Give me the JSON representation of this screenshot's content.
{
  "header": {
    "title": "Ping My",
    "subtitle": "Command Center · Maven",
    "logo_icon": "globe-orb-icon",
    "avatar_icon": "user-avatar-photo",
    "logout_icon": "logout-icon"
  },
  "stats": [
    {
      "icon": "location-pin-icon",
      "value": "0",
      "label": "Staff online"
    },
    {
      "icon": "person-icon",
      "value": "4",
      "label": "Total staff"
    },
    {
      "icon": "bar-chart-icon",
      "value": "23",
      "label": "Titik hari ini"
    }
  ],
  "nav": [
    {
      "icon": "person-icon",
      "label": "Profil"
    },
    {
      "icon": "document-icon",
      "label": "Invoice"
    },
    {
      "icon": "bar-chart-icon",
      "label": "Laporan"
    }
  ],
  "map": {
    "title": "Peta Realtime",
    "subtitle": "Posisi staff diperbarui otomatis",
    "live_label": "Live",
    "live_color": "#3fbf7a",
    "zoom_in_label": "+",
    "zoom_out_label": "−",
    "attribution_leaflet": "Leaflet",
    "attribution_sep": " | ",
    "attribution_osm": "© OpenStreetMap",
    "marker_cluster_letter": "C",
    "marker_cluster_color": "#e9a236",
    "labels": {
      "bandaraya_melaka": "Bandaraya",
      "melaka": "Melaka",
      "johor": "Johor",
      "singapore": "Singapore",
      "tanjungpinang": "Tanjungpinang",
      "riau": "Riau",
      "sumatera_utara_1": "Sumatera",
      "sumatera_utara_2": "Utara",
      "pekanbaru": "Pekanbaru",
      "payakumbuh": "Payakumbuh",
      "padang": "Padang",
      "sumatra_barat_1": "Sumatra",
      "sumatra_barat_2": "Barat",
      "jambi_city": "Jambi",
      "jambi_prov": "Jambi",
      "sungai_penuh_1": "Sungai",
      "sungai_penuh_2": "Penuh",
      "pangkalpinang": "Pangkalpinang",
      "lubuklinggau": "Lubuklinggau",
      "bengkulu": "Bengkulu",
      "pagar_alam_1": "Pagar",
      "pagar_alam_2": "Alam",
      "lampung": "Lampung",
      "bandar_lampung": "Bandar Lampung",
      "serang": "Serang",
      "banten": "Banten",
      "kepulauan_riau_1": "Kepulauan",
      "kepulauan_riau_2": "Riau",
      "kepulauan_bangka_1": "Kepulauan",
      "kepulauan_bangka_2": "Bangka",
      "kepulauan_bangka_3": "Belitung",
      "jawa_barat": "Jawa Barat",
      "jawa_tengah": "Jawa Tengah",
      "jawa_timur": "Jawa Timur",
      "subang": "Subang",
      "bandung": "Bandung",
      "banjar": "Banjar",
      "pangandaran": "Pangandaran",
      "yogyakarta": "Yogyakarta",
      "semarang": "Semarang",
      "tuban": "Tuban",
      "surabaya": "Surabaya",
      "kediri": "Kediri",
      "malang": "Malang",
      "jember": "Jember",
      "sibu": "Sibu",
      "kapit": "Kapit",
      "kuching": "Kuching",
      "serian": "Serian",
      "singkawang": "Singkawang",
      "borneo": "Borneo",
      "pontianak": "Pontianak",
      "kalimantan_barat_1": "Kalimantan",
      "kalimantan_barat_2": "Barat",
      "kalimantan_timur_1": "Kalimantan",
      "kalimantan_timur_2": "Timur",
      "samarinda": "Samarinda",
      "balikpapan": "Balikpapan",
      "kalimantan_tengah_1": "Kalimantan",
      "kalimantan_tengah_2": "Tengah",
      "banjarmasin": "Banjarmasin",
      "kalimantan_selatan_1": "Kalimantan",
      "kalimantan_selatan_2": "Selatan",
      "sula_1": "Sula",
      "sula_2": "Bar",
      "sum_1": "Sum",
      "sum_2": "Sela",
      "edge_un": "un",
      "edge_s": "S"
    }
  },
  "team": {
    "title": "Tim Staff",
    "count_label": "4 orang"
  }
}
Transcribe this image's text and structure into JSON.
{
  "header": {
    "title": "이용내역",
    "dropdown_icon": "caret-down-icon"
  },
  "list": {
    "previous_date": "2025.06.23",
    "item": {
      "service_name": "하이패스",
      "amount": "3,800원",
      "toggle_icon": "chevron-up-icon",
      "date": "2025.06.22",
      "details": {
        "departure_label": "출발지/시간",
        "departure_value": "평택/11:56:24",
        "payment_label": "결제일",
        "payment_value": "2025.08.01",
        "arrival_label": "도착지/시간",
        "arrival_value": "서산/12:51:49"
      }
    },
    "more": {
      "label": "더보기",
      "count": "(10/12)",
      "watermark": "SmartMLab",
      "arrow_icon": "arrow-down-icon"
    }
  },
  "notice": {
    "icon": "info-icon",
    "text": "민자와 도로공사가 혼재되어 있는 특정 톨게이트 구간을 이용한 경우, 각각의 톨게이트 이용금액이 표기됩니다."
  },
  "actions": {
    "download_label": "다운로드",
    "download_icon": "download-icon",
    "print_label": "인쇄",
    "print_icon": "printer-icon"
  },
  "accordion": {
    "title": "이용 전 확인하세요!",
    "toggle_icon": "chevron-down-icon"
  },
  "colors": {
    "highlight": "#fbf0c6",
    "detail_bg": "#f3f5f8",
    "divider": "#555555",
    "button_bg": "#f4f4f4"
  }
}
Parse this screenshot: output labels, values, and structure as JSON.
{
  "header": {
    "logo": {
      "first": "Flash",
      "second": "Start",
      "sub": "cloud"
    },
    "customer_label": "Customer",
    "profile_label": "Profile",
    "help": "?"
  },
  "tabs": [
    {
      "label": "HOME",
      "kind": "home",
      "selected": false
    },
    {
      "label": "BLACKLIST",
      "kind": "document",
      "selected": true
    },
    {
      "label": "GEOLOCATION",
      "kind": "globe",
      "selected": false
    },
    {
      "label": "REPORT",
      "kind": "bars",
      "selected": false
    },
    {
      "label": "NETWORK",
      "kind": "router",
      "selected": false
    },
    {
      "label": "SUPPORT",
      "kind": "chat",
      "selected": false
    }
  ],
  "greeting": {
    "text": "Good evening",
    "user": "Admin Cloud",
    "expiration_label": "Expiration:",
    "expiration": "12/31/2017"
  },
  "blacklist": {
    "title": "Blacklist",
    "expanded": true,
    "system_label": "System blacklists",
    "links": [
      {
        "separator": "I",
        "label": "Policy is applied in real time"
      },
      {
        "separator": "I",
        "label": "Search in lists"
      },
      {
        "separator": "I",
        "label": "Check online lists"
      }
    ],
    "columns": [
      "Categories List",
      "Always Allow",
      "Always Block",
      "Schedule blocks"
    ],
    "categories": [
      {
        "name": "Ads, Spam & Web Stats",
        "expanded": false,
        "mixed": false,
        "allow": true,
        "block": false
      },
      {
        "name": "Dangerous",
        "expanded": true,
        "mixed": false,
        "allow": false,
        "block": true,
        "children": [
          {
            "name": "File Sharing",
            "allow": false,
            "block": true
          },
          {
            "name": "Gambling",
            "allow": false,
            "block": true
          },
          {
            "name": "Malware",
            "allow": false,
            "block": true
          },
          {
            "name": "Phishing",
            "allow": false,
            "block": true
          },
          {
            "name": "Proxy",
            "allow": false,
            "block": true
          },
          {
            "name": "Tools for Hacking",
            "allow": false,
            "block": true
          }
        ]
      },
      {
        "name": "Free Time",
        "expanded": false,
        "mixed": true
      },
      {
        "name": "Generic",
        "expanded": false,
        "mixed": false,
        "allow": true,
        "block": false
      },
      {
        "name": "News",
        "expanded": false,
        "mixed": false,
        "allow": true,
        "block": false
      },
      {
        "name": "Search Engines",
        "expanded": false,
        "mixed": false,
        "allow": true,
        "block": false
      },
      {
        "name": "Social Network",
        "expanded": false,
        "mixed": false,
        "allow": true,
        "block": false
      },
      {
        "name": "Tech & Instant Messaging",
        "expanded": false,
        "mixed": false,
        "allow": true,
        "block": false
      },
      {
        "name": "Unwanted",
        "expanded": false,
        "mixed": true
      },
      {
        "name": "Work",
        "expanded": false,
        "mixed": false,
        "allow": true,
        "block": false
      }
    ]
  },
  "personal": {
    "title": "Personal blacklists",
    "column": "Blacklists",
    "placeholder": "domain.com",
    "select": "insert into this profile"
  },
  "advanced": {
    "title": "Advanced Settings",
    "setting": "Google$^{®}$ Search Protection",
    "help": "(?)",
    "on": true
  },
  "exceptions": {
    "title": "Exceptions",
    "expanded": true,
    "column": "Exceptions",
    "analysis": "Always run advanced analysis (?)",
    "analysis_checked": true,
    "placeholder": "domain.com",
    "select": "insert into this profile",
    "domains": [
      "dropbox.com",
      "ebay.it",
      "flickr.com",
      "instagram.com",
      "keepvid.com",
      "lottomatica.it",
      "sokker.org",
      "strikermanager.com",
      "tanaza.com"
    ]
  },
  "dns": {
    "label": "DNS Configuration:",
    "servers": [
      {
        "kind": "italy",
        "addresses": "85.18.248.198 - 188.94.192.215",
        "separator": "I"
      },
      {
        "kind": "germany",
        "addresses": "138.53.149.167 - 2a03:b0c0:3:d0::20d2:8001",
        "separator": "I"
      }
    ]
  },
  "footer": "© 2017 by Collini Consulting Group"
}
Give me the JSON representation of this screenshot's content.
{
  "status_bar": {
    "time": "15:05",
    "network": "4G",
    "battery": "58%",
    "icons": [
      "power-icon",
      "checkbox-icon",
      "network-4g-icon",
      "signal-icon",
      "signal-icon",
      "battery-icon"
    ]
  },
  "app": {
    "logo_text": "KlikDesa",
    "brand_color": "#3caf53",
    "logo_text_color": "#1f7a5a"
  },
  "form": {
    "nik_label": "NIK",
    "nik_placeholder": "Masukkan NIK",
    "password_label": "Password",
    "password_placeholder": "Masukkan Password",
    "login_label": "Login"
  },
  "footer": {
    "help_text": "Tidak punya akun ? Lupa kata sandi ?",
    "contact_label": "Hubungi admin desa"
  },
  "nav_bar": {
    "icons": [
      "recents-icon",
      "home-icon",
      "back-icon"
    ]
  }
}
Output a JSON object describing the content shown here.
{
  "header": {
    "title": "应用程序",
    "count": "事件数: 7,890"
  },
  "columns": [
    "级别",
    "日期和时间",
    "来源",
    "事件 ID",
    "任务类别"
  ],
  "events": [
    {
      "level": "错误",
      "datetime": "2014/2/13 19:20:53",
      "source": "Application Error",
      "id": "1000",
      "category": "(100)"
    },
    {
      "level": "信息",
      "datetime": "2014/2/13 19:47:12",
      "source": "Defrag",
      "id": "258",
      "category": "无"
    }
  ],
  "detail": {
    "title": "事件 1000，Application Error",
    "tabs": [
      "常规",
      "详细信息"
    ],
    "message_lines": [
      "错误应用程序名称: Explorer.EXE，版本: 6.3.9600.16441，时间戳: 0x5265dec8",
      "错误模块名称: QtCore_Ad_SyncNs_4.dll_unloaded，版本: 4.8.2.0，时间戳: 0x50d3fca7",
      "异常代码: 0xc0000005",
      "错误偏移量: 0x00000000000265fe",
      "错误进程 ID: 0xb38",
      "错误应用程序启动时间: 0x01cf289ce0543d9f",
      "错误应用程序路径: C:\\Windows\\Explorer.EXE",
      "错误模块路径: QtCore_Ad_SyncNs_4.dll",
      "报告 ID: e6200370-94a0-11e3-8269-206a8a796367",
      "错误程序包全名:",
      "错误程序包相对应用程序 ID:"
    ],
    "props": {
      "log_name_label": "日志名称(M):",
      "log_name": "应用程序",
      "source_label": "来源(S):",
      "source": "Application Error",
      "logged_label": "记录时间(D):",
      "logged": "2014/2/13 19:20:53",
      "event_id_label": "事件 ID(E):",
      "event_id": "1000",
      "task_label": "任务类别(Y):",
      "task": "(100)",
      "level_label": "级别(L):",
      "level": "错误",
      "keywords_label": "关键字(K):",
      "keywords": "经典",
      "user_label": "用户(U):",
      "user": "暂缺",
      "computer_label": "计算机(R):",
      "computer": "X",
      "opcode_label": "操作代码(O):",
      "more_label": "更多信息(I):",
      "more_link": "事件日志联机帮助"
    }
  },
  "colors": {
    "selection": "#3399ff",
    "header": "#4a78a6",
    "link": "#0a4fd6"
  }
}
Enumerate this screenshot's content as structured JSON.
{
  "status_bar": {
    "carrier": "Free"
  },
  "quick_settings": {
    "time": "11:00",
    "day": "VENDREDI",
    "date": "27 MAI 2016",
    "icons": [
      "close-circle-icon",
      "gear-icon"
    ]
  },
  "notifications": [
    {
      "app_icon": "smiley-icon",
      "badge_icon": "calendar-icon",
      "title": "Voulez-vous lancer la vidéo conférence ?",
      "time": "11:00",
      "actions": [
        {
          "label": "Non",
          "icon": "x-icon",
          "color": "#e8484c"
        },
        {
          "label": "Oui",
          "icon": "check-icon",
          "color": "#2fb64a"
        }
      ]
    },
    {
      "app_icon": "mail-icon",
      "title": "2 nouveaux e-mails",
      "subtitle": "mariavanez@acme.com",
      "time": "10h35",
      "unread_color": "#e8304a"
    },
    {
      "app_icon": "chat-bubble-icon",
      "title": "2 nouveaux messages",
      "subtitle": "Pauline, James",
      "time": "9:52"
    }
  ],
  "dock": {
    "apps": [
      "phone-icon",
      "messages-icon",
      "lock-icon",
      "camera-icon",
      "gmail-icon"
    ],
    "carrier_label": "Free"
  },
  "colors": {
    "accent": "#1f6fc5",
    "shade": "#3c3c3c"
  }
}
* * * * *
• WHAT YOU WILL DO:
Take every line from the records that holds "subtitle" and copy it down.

• SOLUTION BELOW:
    "subtitle": "Command Center · Maven",
    "subtitle": "Posisi staff diperbarui otomatis",
      "subtitle": "mariavanez@acme.com",
      "subtitle": "Pauline, James",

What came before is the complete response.